[Entries taken from a collection]
-=-=-

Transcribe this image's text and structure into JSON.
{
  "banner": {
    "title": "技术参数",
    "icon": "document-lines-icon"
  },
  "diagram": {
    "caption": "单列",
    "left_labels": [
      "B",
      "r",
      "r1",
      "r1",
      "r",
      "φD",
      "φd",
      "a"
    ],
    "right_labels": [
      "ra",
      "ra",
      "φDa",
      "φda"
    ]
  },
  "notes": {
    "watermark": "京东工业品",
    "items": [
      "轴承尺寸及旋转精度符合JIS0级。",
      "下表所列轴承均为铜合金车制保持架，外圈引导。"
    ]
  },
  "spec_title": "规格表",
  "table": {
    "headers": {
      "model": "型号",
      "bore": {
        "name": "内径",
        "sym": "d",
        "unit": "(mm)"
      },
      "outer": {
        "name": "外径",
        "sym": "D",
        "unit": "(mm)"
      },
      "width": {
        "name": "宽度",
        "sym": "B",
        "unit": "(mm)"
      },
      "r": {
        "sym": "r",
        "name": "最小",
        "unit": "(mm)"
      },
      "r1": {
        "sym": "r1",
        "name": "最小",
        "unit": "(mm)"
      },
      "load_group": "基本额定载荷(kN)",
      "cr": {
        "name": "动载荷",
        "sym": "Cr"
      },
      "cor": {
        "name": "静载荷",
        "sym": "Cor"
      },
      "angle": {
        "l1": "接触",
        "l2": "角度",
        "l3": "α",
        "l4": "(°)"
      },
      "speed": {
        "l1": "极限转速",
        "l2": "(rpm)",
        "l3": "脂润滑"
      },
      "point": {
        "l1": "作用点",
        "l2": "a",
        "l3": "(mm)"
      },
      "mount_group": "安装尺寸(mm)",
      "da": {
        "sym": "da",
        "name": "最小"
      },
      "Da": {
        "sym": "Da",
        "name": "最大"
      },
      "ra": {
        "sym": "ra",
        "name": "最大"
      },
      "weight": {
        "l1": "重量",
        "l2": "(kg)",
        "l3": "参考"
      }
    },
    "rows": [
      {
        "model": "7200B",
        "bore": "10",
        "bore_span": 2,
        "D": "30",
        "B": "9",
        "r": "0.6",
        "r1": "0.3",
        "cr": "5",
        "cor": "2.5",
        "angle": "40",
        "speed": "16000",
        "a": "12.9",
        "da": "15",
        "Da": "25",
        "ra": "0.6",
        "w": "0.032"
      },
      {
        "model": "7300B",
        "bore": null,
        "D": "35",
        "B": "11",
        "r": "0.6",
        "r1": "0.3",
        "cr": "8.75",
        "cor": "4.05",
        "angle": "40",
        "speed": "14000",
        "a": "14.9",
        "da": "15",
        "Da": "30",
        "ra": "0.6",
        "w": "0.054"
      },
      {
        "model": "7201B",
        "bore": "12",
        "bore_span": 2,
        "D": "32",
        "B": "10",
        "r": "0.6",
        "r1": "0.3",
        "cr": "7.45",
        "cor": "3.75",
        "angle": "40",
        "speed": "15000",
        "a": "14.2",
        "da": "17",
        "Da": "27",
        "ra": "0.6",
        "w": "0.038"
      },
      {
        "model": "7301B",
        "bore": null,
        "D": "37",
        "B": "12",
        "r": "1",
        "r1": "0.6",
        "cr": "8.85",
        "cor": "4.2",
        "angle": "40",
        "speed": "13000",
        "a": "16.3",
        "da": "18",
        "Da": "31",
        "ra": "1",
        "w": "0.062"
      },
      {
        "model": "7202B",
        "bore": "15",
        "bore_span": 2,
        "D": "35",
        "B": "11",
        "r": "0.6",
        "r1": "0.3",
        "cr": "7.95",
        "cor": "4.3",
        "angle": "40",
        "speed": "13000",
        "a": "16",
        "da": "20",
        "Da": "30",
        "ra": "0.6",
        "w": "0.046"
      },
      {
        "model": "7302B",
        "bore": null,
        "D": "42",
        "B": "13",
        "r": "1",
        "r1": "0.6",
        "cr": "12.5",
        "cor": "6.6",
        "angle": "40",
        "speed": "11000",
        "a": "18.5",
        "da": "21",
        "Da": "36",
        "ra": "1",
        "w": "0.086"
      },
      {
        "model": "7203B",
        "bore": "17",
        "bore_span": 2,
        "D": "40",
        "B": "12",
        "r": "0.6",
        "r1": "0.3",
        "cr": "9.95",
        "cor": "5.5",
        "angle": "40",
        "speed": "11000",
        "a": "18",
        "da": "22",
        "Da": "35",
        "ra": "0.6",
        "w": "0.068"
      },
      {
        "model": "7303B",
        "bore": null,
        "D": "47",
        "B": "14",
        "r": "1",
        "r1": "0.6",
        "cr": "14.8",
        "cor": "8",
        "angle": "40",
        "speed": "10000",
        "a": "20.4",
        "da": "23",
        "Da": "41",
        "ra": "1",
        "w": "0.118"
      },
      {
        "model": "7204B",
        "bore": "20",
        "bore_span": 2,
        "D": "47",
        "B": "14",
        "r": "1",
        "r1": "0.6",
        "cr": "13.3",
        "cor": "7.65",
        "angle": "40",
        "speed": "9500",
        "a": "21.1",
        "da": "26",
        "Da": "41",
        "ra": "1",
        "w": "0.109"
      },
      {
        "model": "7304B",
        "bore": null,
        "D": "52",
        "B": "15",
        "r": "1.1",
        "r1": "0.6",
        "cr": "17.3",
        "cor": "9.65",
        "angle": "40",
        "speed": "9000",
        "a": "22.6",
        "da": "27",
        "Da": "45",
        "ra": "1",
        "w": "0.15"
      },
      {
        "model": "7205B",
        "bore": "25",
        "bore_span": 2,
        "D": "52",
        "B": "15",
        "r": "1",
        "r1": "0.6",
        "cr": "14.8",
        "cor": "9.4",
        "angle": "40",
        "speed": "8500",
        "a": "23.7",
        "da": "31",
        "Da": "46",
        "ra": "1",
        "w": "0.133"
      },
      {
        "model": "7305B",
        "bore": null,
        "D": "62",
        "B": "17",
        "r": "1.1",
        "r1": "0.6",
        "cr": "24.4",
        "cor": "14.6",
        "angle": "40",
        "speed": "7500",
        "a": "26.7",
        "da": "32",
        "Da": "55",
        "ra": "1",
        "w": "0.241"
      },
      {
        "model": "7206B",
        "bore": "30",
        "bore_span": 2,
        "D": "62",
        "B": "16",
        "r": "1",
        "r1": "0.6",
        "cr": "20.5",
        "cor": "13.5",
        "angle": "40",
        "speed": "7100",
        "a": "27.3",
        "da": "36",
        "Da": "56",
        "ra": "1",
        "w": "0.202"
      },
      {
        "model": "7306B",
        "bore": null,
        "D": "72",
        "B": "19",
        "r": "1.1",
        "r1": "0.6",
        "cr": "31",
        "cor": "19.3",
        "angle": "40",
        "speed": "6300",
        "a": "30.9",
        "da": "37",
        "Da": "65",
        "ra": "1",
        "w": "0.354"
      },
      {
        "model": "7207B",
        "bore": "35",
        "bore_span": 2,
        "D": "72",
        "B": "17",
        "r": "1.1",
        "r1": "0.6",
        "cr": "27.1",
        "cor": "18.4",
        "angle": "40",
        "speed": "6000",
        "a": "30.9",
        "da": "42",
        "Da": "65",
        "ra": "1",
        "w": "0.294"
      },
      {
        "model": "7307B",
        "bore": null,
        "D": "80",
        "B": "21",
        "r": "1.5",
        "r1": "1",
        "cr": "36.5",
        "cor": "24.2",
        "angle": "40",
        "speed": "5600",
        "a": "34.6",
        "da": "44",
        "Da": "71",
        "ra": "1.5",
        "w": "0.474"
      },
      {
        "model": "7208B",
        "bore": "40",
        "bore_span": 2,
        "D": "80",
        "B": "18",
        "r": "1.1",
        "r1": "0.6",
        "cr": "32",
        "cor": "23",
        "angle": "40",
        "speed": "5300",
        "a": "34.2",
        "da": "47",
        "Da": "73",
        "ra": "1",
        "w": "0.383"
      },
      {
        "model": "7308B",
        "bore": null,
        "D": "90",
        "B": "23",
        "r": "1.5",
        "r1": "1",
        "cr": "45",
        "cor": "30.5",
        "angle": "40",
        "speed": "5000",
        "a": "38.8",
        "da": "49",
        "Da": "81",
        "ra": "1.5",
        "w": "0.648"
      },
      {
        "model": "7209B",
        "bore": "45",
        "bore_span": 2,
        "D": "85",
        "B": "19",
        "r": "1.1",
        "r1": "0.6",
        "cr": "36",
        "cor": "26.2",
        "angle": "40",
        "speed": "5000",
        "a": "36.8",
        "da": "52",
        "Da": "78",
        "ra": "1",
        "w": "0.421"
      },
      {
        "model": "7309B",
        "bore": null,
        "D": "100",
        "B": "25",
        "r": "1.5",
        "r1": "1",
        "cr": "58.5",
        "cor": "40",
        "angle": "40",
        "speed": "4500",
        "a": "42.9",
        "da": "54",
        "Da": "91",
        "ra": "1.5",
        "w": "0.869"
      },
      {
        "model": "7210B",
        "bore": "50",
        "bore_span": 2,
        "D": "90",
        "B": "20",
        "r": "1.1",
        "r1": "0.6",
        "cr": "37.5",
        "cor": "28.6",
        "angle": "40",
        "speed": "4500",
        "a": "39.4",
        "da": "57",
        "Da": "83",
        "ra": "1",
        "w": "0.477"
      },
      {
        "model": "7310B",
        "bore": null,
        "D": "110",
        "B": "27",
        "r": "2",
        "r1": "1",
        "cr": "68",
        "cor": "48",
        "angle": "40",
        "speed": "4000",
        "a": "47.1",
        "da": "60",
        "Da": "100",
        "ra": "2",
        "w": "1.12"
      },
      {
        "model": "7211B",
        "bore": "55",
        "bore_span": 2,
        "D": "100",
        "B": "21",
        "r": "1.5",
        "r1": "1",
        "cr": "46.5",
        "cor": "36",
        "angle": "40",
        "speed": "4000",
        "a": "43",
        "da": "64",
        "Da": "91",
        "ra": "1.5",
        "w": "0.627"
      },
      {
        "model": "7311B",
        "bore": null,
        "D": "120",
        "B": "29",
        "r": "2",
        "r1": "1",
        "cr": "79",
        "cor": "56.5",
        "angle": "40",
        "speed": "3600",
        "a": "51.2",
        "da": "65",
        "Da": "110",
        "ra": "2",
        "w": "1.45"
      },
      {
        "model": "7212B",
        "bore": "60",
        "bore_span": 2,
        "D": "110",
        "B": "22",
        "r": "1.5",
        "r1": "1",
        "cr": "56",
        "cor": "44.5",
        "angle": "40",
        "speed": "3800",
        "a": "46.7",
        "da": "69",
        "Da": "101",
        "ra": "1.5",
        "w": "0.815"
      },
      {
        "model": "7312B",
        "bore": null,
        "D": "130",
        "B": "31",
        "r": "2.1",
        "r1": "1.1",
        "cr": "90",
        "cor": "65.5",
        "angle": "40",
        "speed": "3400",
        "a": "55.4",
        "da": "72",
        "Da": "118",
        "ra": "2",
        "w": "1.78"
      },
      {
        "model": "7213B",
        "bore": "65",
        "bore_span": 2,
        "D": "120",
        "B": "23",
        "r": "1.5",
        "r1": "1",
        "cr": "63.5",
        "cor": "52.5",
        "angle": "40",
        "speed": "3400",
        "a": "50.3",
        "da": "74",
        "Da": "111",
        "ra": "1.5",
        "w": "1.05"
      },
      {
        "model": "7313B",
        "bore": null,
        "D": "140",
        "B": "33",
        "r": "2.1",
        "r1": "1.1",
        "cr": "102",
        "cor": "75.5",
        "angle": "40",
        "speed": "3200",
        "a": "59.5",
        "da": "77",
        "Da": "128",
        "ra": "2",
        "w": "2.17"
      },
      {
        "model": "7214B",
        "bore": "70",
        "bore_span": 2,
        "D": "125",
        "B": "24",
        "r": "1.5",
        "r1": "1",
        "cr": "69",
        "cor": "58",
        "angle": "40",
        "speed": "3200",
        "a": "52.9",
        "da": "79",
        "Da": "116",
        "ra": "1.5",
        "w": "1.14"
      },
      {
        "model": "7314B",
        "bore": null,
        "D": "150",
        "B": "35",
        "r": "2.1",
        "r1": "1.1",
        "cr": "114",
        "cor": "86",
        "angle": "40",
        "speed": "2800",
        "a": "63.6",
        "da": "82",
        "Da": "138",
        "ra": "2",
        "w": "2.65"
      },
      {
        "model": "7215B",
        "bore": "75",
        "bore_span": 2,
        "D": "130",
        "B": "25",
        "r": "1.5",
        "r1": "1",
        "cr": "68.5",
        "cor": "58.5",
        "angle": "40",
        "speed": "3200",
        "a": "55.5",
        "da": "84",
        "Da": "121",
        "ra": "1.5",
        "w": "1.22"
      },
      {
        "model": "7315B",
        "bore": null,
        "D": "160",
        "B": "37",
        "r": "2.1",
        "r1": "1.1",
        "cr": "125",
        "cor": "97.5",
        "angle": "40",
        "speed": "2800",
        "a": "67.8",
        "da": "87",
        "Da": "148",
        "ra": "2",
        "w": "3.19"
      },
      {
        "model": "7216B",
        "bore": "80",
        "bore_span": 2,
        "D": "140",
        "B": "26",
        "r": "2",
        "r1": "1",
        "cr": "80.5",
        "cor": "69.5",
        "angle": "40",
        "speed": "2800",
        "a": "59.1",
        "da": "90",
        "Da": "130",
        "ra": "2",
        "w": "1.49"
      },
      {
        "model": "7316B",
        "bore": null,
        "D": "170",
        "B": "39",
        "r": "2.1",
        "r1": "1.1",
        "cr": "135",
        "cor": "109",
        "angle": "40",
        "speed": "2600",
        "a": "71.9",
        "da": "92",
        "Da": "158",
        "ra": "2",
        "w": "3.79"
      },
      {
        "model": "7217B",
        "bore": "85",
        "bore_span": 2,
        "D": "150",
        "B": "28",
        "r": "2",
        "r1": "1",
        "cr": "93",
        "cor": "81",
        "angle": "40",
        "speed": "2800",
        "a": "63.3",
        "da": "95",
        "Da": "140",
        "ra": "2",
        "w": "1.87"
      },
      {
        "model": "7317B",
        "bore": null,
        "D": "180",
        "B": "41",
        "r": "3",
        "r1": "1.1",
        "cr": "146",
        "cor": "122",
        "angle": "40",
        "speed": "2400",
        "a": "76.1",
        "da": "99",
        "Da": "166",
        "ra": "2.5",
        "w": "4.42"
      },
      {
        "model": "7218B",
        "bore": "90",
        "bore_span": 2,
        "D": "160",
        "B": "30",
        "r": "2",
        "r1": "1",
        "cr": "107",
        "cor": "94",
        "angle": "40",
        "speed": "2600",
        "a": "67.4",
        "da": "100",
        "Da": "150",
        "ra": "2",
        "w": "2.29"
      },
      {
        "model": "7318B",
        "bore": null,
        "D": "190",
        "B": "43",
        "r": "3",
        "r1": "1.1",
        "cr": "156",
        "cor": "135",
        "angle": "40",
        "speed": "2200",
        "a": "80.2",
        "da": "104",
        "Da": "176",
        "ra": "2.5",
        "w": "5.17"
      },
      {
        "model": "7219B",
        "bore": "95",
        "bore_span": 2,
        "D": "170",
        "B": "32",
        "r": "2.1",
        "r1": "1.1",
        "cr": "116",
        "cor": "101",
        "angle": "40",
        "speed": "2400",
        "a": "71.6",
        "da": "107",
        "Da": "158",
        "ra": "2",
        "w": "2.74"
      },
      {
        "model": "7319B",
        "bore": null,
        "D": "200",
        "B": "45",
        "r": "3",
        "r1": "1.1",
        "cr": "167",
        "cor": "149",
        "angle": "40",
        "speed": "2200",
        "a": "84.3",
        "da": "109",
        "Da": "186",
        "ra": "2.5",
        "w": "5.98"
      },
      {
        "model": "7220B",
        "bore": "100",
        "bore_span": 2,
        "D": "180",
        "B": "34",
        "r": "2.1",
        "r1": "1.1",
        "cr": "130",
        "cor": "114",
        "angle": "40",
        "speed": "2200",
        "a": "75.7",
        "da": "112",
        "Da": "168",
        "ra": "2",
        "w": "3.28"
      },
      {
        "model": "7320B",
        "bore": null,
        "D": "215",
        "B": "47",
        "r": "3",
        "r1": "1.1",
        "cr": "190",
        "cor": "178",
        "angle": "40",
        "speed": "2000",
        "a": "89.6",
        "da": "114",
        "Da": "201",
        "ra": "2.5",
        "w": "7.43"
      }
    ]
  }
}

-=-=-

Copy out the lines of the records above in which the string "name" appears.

ANSWER TO THE EXERCISE
        "name": "内径",
        "name": "外径",
        "name": "宽度",
        "name": "最小",
        "name": "最小",
        "name": "动载荷",
        "name": "静载荷",
        "name": "最小"
        "name": "最大"
        "name": "最大"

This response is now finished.